The Sumatran Rhino Sanctuary (SRS), a 250-acre complex located within Indonesia's Way Kambas National Park, Indonesia, is currently home to five rhinos that are part of an intensively-managed research and breeding program aimed at increasing the Sumatra's wild rhino population. At the sanctuary, the rhinos reside in large, open areas where they can experience a natural rainforest habitat while still receiving state-of-the-art veterinary care and nutrition.
You may choose to adopt any of the five rhinos at the Sumatran Rhino Sanctuary for as many days as you would like, either in your own name, or as a gift for a relative or friend who supports wildlife conservation.
In honor of each adoption, you or your gift recipient will receive:
All donations are tax-deductible.

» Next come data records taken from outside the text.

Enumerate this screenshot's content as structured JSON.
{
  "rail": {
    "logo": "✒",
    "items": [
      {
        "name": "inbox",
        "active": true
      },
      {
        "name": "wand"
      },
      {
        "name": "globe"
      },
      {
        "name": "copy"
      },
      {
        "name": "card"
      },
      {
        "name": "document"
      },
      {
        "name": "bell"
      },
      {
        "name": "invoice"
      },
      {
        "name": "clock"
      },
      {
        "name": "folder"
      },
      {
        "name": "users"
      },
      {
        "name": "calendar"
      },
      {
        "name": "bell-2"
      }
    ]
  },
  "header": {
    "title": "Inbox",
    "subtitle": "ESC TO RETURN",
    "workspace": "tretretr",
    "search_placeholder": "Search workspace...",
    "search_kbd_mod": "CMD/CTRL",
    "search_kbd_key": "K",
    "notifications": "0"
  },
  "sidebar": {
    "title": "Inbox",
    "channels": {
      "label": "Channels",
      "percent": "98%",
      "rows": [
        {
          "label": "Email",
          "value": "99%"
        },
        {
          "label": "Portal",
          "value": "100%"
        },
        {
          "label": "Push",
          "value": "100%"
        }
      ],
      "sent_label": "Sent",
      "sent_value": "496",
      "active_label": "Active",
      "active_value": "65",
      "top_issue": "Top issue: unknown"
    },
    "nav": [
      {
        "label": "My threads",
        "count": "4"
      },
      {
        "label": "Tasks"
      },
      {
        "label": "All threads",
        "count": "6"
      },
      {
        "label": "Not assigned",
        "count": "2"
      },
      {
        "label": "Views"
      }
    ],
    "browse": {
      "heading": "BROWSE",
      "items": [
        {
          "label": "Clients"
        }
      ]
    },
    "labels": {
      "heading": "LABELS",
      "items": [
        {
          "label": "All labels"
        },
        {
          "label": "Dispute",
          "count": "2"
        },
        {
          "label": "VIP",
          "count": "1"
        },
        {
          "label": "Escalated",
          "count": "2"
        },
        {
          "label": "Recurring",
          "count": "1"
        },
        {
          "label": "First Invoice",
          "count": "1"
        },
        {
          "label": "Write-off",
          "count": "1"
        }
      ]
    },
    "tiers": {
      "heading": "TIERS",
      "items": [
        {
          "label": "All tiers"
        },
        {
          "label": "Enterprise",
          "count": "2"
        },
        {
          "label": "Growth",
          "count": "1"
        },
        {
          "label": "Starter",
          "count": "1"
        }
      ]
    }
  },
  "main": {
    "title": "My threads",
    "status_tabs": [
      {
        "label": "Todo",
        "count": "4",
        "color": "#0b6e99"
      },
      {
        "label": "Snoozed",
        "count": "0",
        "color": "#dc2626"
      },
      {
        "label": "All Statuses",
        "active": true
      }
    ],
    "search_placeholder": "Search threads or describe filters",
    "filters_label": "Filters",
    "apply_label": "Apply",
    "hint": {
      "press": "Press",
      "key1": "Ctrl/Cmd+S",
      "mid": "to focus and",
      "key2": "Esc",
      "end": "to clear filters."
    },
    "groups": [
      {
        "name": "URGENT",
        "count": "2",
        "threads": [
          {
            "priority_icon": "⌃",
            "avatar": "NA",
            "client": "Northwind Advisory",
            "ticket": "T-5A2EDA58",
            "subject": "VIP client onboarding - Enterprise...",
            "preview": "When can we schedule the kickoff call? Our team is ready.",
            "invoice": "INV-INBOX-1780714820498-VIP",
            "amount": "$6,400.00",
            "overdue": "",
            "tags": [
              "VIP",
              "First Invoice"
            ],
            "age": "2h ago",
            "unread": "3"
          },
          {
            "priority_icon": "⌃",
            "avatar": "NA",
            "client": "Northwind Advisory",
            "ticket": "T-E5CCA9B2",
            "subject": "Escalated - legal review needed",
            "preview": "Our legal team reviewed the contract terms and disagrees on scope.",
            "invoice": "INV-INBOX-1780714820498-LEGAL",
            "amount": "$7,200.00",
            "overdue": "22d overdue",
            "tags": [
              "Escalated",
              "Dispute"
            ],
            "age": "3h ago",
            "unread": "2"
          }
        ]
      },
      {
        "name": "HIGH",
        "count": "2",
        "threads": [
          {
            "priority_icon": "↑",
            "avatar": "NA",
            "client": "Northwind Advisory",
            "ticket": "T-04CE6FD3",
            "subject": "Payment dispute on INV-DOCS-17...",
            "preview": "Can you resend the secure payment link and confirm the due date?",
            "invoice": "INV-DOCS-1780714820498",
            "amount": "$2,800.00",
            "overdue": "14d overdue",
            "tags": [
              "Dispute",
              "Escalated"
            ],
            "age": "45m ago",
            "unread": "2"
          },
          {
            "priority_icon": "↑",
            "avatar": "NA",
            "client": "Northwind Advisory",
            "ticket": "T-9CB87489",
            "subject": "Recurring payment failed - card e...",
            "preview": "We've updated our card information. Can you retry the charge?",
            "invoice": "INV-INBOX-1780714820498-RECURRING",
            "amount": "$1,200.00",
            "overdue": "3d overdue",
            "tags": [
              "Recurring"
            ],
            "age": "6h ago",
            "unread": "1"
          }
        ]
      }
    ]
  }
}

Andatu is one of the world’s “newest” rhinos. He was born early in the morning on Saturday, June 23, 2012 at the Sumatran Rhino Sanctuary in Way Kambas National Park, Indonesia. His father's name is Andalas. He was born at the Cincinnati Zoo on September 13, 2001 and came to Indonesia when he was six years old. His mother, Ratu, was born in Way Kambas National Park, but wandered outside the park’s boundaries, had to be rescued, and was brought to the Sanctuary in 2005. Andatu's name is a combination of his mother's and father's names, but it is also short for an Indonesian term that means a “Gift from God." Andatu is the first rhino ever born in captivity in Indonesia, and perhaps only the eighth Sumatran rhino born in captivity anywhere in the world. Since June, he has grown from about 60 lbs to more than 400 lbs this month! He's rambunctious, cute, and near and dear to our hearts!
Bina, a 24-year-old female, is one of the last Sumatran rhinos to be captured and relocated within Indonesia. Bina was born in Sumatra’s Bengkulu Province, where this species was once abundant. However, by the 1980s, little habitat remained for rhinos following the establishment of several villages, a large oil palm plantation and a logging concession. Bina and the few other rhinos still living in the area were essentially stranded, with no chance for survival in the wild, and so they were rescued in 1991.

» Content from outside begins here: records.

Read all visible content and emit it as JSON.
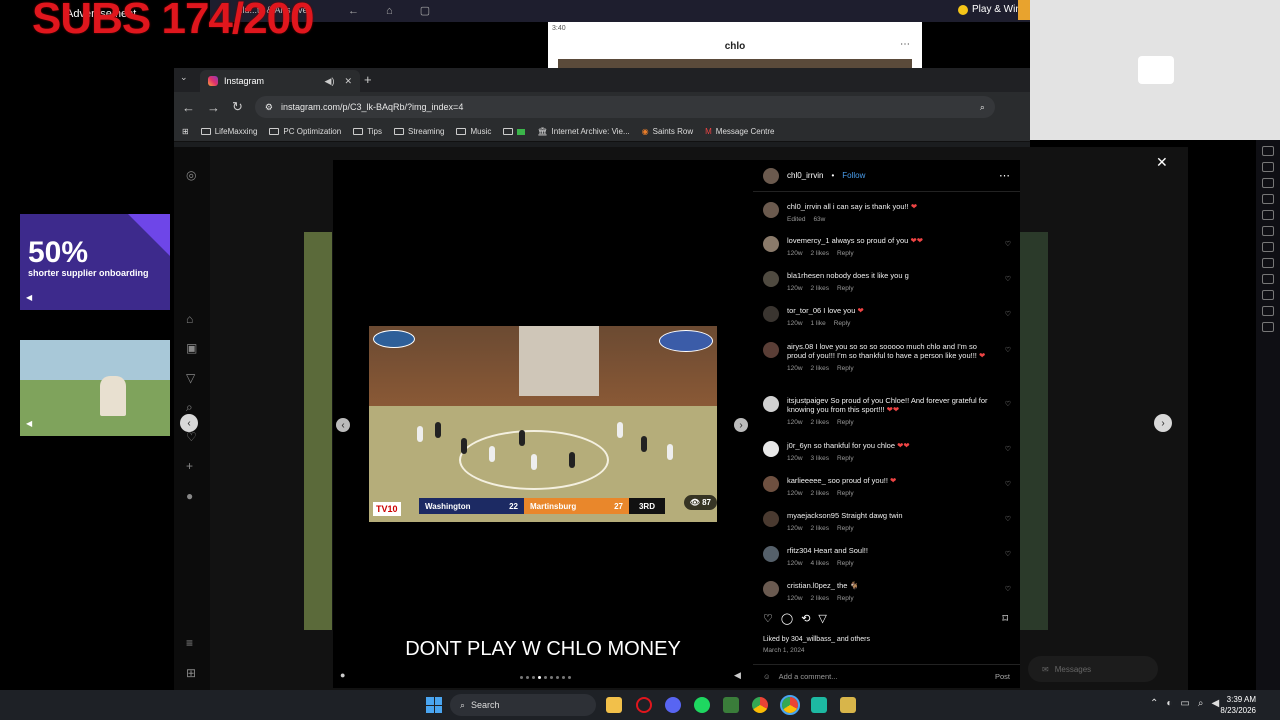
{
  "background": {
    "banner": "SUBS 174/200",
    "ad_label": "Advertisement",
    "tab_title": "Illu...ts & Arts over",
    "play_win": "Play & Win",
    "phone_time": "3:40",
    "phone_name": "chlo",
    "side_ad1_pct": "50%",
    "side_ad1_text": "shorter supplier onboarding"
  },
  "browser": {
    "tab_label": "Instagram",
    "url": "instagram.com/p/C3_lk-BAqRb/?img_index=4",
    "bookmarks": [
      "LifeMaxxing",
      "PC Optimization",
      "Tips",
      "Streaming",
      "Music",
      "",
      "Internet Archive: Vie...",
      "Saints Row",
      "Message Centre"
    ]
  },
  "video": {
    "team1": "Washington",
    "score1": "22",
    "team2": "Martinsburg",
    "score2": "27",
    "period": "3RD",
    "network": "TV10",
    "views": "87"
  },
  "caption": "DONT PLAY W CHLO MONEY",
  "panel": {
    "username": "chl0_irrvin",
    "follow": "Follow",
    "comments": [
      {
        "user": "chl0_irrvin",
        "text": "all i can say is thank you!!",
        "meta": [
          "Edited",
          "63w"
        ]
      },
      {
        "user": "lovemercy_1",
        "text": "always so proud of you",
        "meta": [
          "120w",
          "2 likes",
          "Reply"
        ]
      },
      {
        "user": "bla1rhesen",
        "text": "nobody does it like you g",
        "meta": [
          "120w",
          "2 likes",
          "Reply"
        ]
      },
      {
        "user": "tor_tor_06",
        "text": "I love you",
        "meta": [
          "120w",
          "1 like",
          "Reply"
        ]
      },
      {
        "user": "airys.08",
        "text": "I love you so so so sooooo much chlo and I'm so proud of you!!! I'm so thankful to have a person like you!!!",
        "meta": [
          "120w",
          "2 likes",
          "Reply"
        ]
      },
      {
        "user": "itsjustpaigev",
        "text": "So proud of you Chloe!! And forever grateful for knowing you from this sport!!!",
        "meta": [
          "120w",
          "2 likes",
          "Reply"
        ]
      },
      {
        "user": "j0r_6yn",
        "text": "so thankful for you chloe",
        "meta": [
          "120w",
          "3 likes",
          "Reply"
        ]
      },
      {
        "user": "karlieeeee_",
        "text": "soo proud of you!!",
        "meta": [
          "120w",
          "2 likes",
          "Reply"
        ]
      },
      {
        "user": "myaejackson95",
        "text": "Straight dawg twin",
        "meta": [
          "120w",
          "2 likes",
          "Reply"
        ]
      },
      {
        "user": "rfitz304",
        "text": "Heart and Soul!!",
        "meta": [
          "120w",
          "4 likes",
          "Reply"
        ]
      },
      {
        "user": "cristian.l0pez_",
        "text": "the",
        "meta": [
          "120w",
          "2 likes",
          "Reply"
        ]
      }
    ],
    "likes": "Liked by 304_willbass_ and others",
    "date": "March 1, 2024",
    "add_comment": "Add a comment...",
    "post": "Post",
    "messages": "Messages"
  },
  "taskbar": {
    "search": "Search",
    "time": "3:39 AM",
    "date": "8/23/2026"
  },
  "colors": {
    "accent": "#4aa5f0",
    "instagram_link": "#4a9eed",
    "banner_red": "#e0161d"
  }
}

Bina is the oldest female at the Sumatran Rhino Sanctuary and the second oldest of her specie in captivity after Ipuh, Andalas’s father, who resides at the Cincinnati Zoo. Bina has been at the sanctuary since its inception in 1998. Of all the rhinos there, she is the most shy and solitary, but she gets along equally well with other rhinos and people. We are hopeful that Bina will still produce a calf and are working with reproductive specialists towards that goal.

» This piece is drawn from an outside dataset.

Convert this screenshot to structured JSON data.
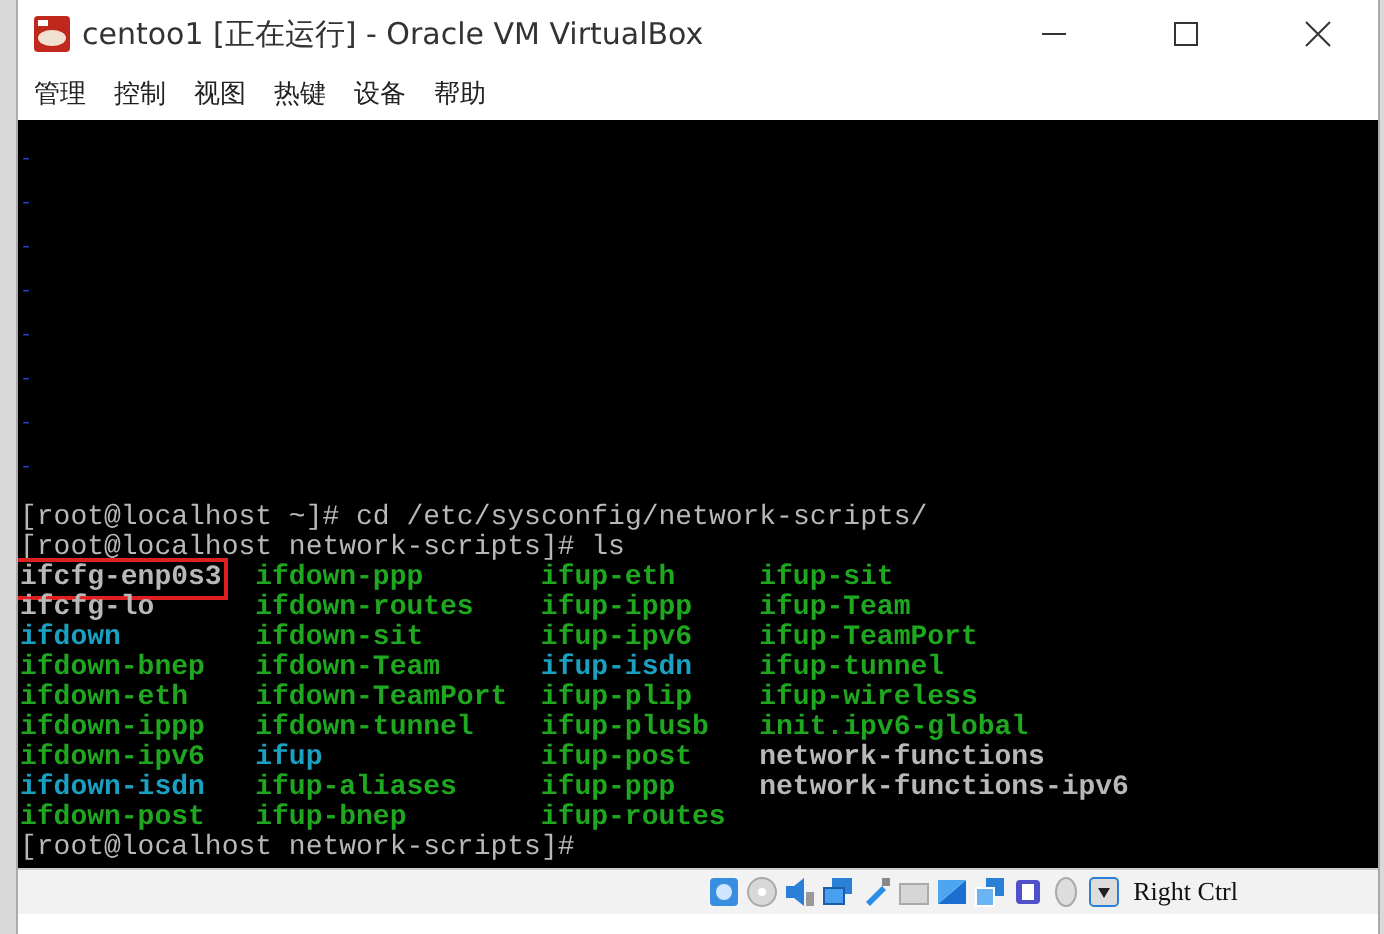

Ratu originally made her home along the border of Way Kambas National Park, where she came into contact with local villagers. Because of her dark coloration, villagers mistook Ratu for a large pig and tried to kill her, but luckily she ran away and escaped harm. A team of rangers, keepers and veterinarians was dispatched to find and protect Ratu, and to guide her safely to the Sumatran Rhino Sanctuary where she could experience a natural habitat while remaining safe from humans.
Ratu, believed to be about 12 years old, became a mother for the first time on June 23rd, 2012! Ratu and her male calf are doing fine so far. Please take look at IRF's photo gallery for regular updated photos of mother and calf.
Ratu used to be notorious for being difficult – at least as far as rhinoceroses go! She was the hardest to handle, the trickiest from which to take blood, and the most difficult to maneuver from place to place. When she gave birth to Andalas in June 2012, Ratu turned into a focused, attentive mother who eagerly interacts with her calf and her highly skilled keepers – Sugiyono, Iswanto and Gocek. Although Ratu weighs 220 pounds less than her mate, Andalas, she is strong and fast, and can easily outrun him if she needs some personal space.
Beginning in late 2003, Rhino Protection Units working in Bukit Barisan Selatan National Park began receiving reports from local villagers that a young Sumatran rhino, Rosa, had been observed walking along roads and browsing for vegetation. Most Sumatran rhinos are very shy and solitary, but this unique rhinoceros was comfortable living and feeding in close proximity to people. A special protection unit was permanently assigned to observe and protect this unusual animal who they named "Rosa" , as there were serious concerns that Rosa’s habituation to humans could put her at risk. Eventually Rosa was transferred to the Sumatran Rhino Sanctuary in Way Kambas National Park where she could be better protected and may one day reproduce.
Rosa had adapted well to her life at the sanctuary and still exhibits all of the behaviors that make her so unique. Because she is habituated to humans, Rosa regularly takes long walks in the forest with sanctuary staff. She is a particularly loud rhino, and often vocalizes, especially when people are close by, or when her regular feeding time is approaching. Rosa also likes to “sing” when she is happily wallowing in the mud.